Working on Open Source Community Software Is My Job

And How to Hopefully Create Win/Win/Win Scenarios

I am fortunate to have an opportunity to work on DEV’s software. My work is in the open, contributes to the open source Forem code base, and further supports a gathering place for communities.

I’m interested in trying something; but first some background.

A few weeks ago an early career developer reached out to me with some questions. I hopped on a video chat with them. And we kept chatting.

Some time passed, and they asked me about working on a particular GitHub issue on Forem.

Sounded great; it is an issue that is not in the critical path of work. Instead it’s an important code path that could benefit from some attention.

Our plan is to spend some time pairing on the project. And it hit me…might there be something more for community contributions?

Let’s zip back to the critical path; the sequence of tasks that define the fastest possible path to get from the beginning and end of a project. Any delay of those tasks will delay the project delivery.

As part of stewarding DEV, Forem’s product team looks at how we can add, sustain, and even remove features to best support the user experience. They set the priority.

As an engineer, I work from that priority list. And because I’m an employee it makes sense to assign me (or other Forem employees) to the critical path. After all, we can bring our full work week to resolve tasks on that path.

My hope is that community contributions do not fall onto the critical path for a project. Community contributions are volunteer efforts, so I want to honor that gift. I also want to avoid moments of “Umm, checking in on this, it’s blocking a next step…”

So I’d rather that the community contributions nurture and sustain what we have and/or add features that are outside of the current critical path. And I want to see how, as a Forem employee, I can help the community help me help the community.

The Experiment

Next week, I’m going to pair with a community member. My goal is multi-fold:

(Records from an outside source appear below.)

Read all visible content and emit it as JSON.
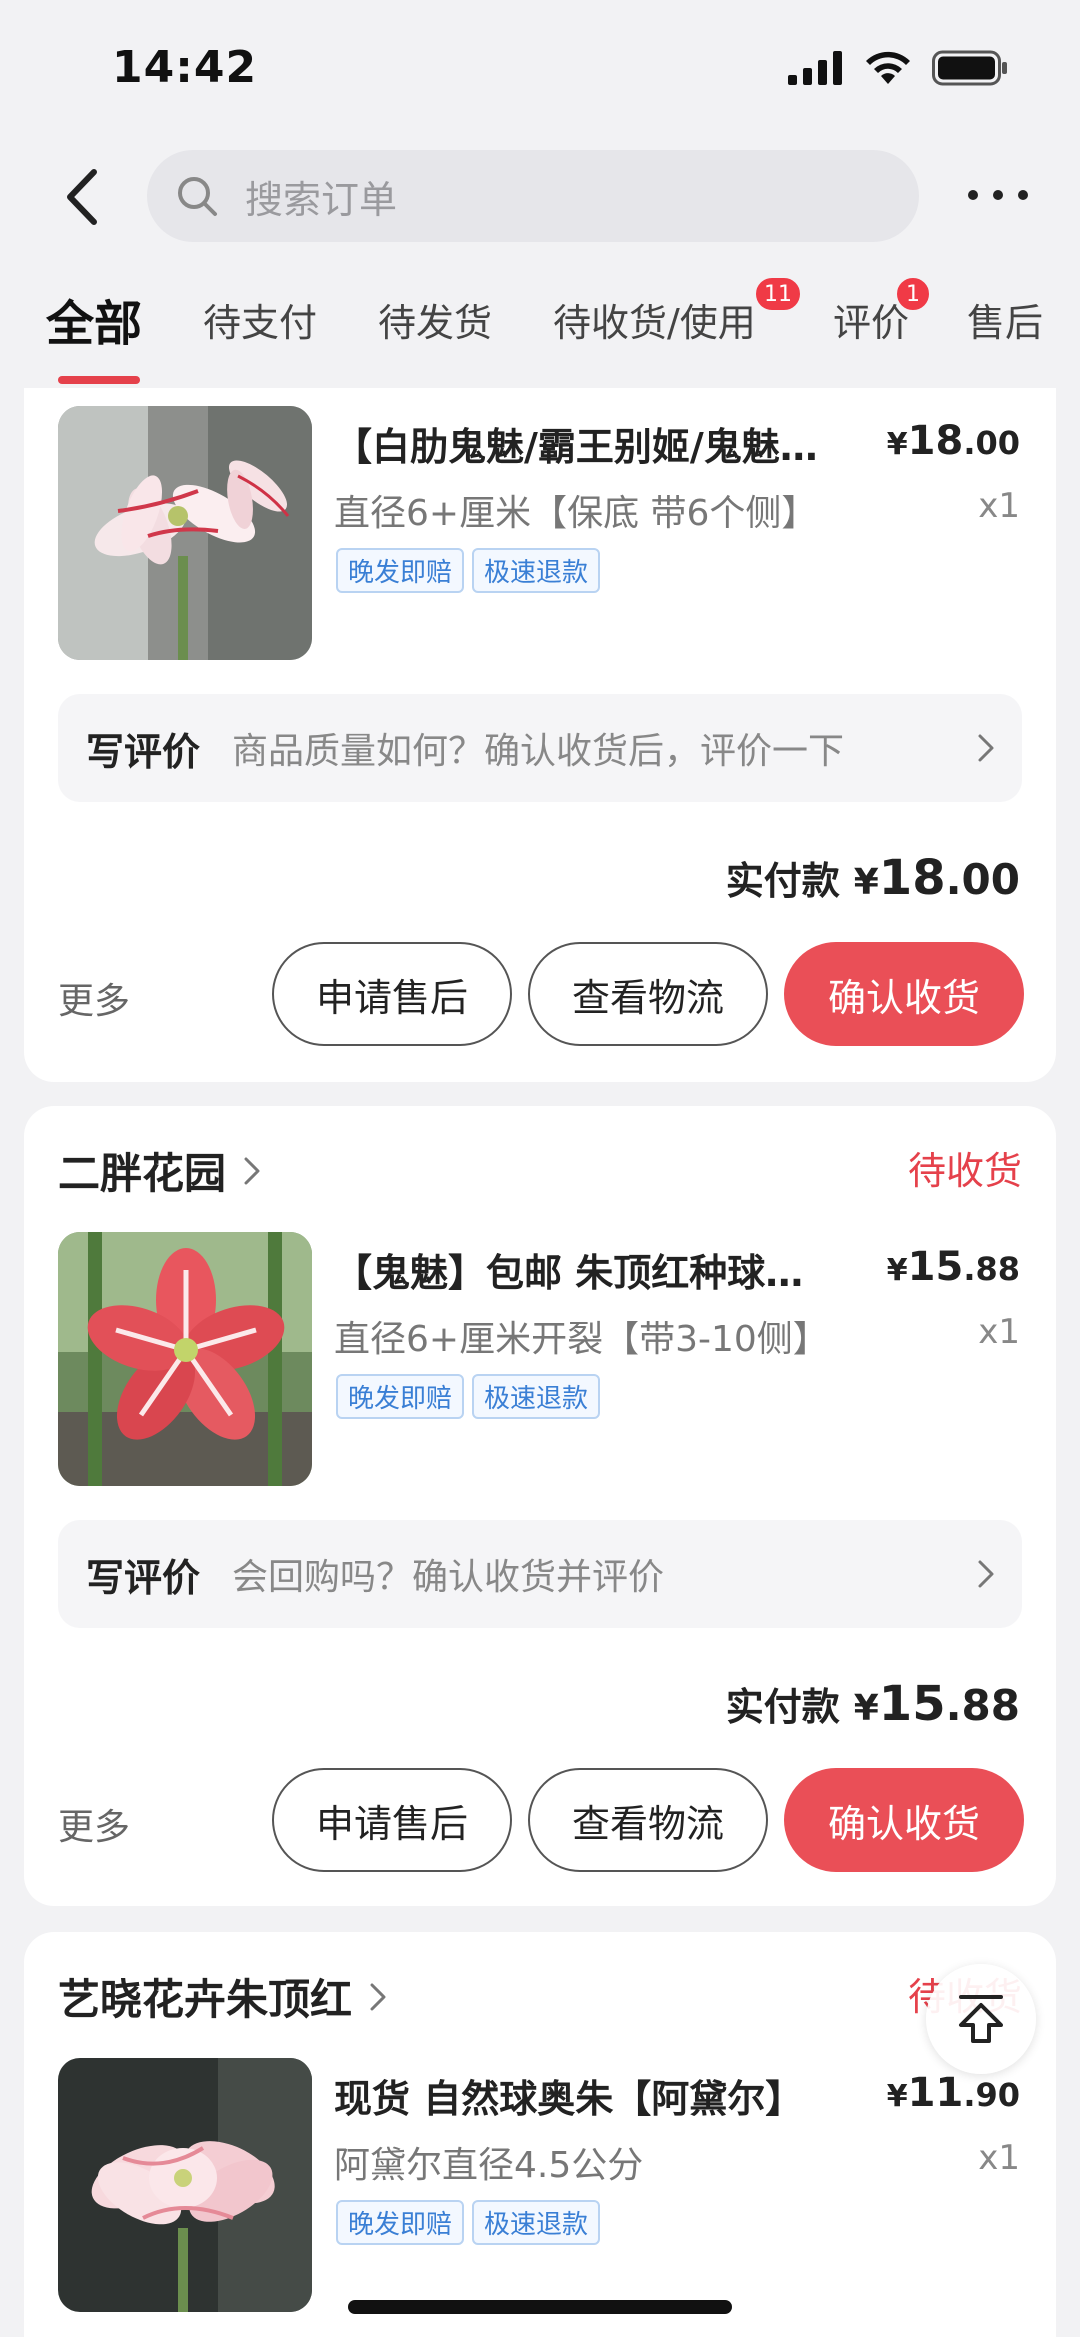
{
  "status_bar": {
    "time": "14:42"
  },
  "search": {
    "placeholder": "搜索订单"
  },
  "tabs": [
    {
      "label": "全部",
      "active": true
    },
    {
      "label": "待支付"
    },
    {
      "label": "待发货"
    },
    {
      "label": "待收货/使用",
      "badge": "11"
    },
    {
      "label": "评价",
      "badge": "1"
    },
    {
      "label": "售后"
    }
  ],
  "orders": [
    {
      "product": {
        "title": "【白肋鬼魅/霸王别姬/鬼魅…",
        "price_currency": "¥",
        "price_int": "18",
        "price_dec": ".00",
        "spec": "直径6+厘米【保底 带6个侧】",
        "qty": "x1",
        "tags": [
          "晚发即赔",
          "极速退款"
        ]
      },
      "review": {
        "label": "写评价",
        "prompt": "商品质量如何？确认收货后，评价一下"
      },
      "paid": {
        "label": "实付款",
        "currency": "¥",
        "int": "18",
        "dec": ".00"
      },
      "actions": {
        "more": "更多",
        "after_sale": "申请售后",
        "logistics": "查看物流",
        "confirm": "确认收货"
      }
    },
    {
      "shop": "二胖花园",
      "status": "待收货",
      "product": {
        "title": "【鬼魅】包邮 朱顶红种球…",
        "price_currency": "¥",
        "price_int": "15",
        "price_dec": ".88",
        "spec": "直径6+厘米开裂【带3-10侧】",
        "qty": "x1",
        "tags": [
          "晚发即赔",
          "极速退款"
        ]
      },
      "review": {
        "label": "写评价",
        "prompt": "会回购吗？确认收货并评价"
      },
      "paid": {
        "label": "实付款",
        "currency": "¥",
        "int": "15",
        "dec": ".88"
      },
      "actions": {
        "more": "更多",
        "after_sale": "申请售后",
        "logistics": "查看物流",
        "confirm": "确认收货"
      }
    },
    {
      "shop": "艺晓花卉朱顶红",
      "status": "待收货",
      "product": {
        "title": "现货 自然球奥朱【阿黛尔】",
        "price_currency": "¥",
        "price_int": "11",
        "price_dec": ".90",
        "spec": "阿黛尔直径4.5公分",
        "qty": "x1",
        "tags": [
          "晚发即赔",
          "极速退款"
        ]
      }
    }
  ],
  "colors": {
    "accent": "#e5414b",
    "button_primary": "#ea4f57",
    "tag_blue": "#3a7fd5"
  },
  "icons": [
    "back-arrow-icon",
    "search-icon",
    "more-dots-icon",
    "chevron-right-icon",
    "back-to-top-icon",
    "signal-icon",
    "wifi-icon",
    "battery-icon"
  ]
}
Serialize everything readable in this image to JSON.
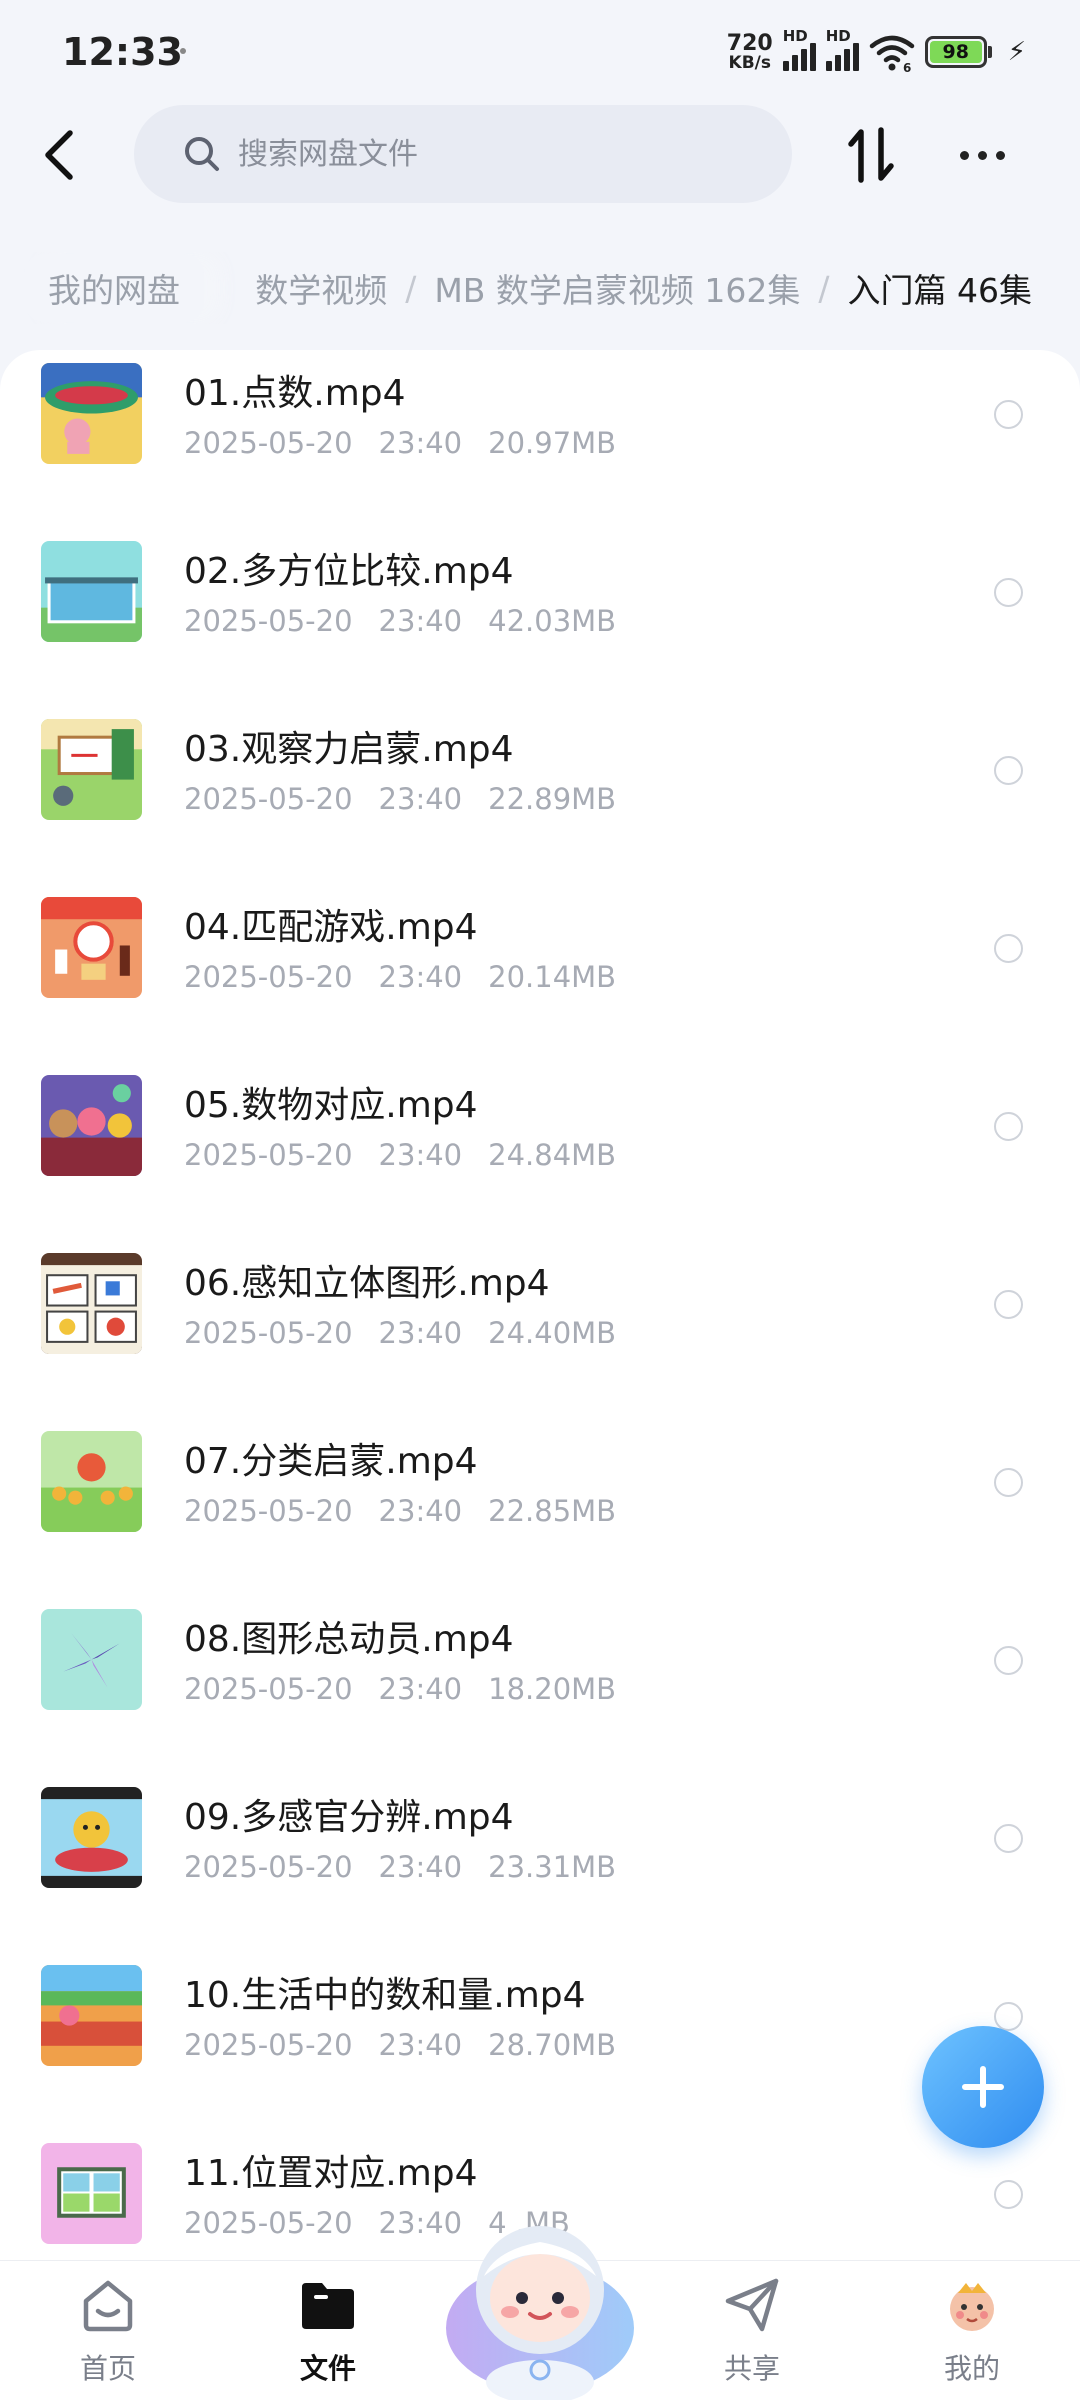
{
  "status_bar": {
    "time": "12:33",
    "net_speed_value": "720",
    "net_speed_unit": "KB/s",
    "sim1_label": "HD",
    "sim2_label": "HD",
    "battery": "98"
  },
  "header": {
    "search_placeholder": "搜索网盘文件"
  },
  "breadcrumb": {
    "root": "我的网盘",
    "items": [
      "数学视频",
      "MB 数学启蒙视频 162集",
      "入门篇 46集"
    ],
    "separator": "/"
  },
  "files": [
    {
      "name": "01.点数.mp4",
      "date": "2025-05-20",
      "time": "23:40",
      "size": "20.97MB"
    },
    {
      "name": "02.多方位比较.mp4",
      "date": "2025-05-20",
      "time": "23:40",
      "size": "42.03MB"
    },
    {
      "name": "03.观察力启蒙.mp4",
      "date": "2025-05-20",
      "time": "23:40",
      "size": "22.89MB"
    },
    {
      "name": "04.匹配游戏.mp4",
      "date": "2025-05-20",
      "time": "23:40",
      "size": "20.14MB"
    },
    {
      "name": "05.数物对应.mp4",
      "date": "2025-05-20",
      "time": "23:40",
      "size": "24.84MB"
    },
    {
      "name": "06.感知立体图形.mp4",
      "date": "2025-05-20",
      "time": "23:40",
      "size": "24.40MB"
    },
    {
      "name": "07.分类启蒙.mp4",
      "date": "2025-05-20",
      "time": "23:40",
      "size": "22.85MB"
    },
    {
      "name": "08.图形总动员.mp4",
      "date": "2025-05-20",
      "time": "23:40",
      "size": "18.20MB"
    },
    {
      "name": "09.多感官分辨.mp4",
      "date": "2025-05-20",
      "time": "23:40",
      "size": "23.31MB"
    },
    {
      "name": "10.生活中的数和量.mp4",
      "date": "2025-05-20",
      "time": "23:40",
      "size": "28.70MB"
    },
    {
      "name": "11.位置对应.mp4",
      "date": "2025-05-20",
      "time": "23:40",
      "size": "4 .MB"
    }
  ],
  "bottom_nav": {
    "home": "首页",
    "files": "文件",
    "share": "共享",
    "mine": "我的"
  },
  "colors": {
    "accent": "#2f8cf0",
    "background": "#f3f5fa",
    "text_secondary": "#a7abb4"
  }
}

  1. Extend my time to provide mentoring and skill development.
  2. Learn new things from a “newer to coding than me” person.
  3. Review and further breakdown the task they selected.
  4. Delegate a problem resolution.

I haven’t looked nor estimated the effort of this work.

I will consider the experiment a success relative to me if I can hand-off this work and help the developer resolve the issue without me being present at each coding moment.

Thinking of what success might look like relative to the other person, my hope is that the learning, mentoring, pairing, acknowledgment of contribution will be of at least equal or greater value than the time they spend on resolving the task.

Further, I need to begin to consider how I and others might build from this experiment. What might office hours look like? What would be my weekly “community pairing budget?” I am unclear at this point, except to say, I’m looking through an optimistic lens.


As I reflect on this experiment, I see so many potential wins.

I know that whenever I’ve mentored folks, I’ve improved my personal skills.

I also know that being mentored or coached is a chance to up my skills; so I’m hoping that is the situation for the community member.

These mentoring moments help grow and enrich our personal networks. I landed my job at Forem because a former mentee of mine encouraged me to apply.

Also refactoring improvements ease the burden of orienting to the code; they also provide an opportunity to develop and understanding of the code-base.

All of this aligns with the value proposition of a company stewarding an open source project. Namely to help facilitate contributions from community members that align with the vision of the project.

All of this is forem-powering community.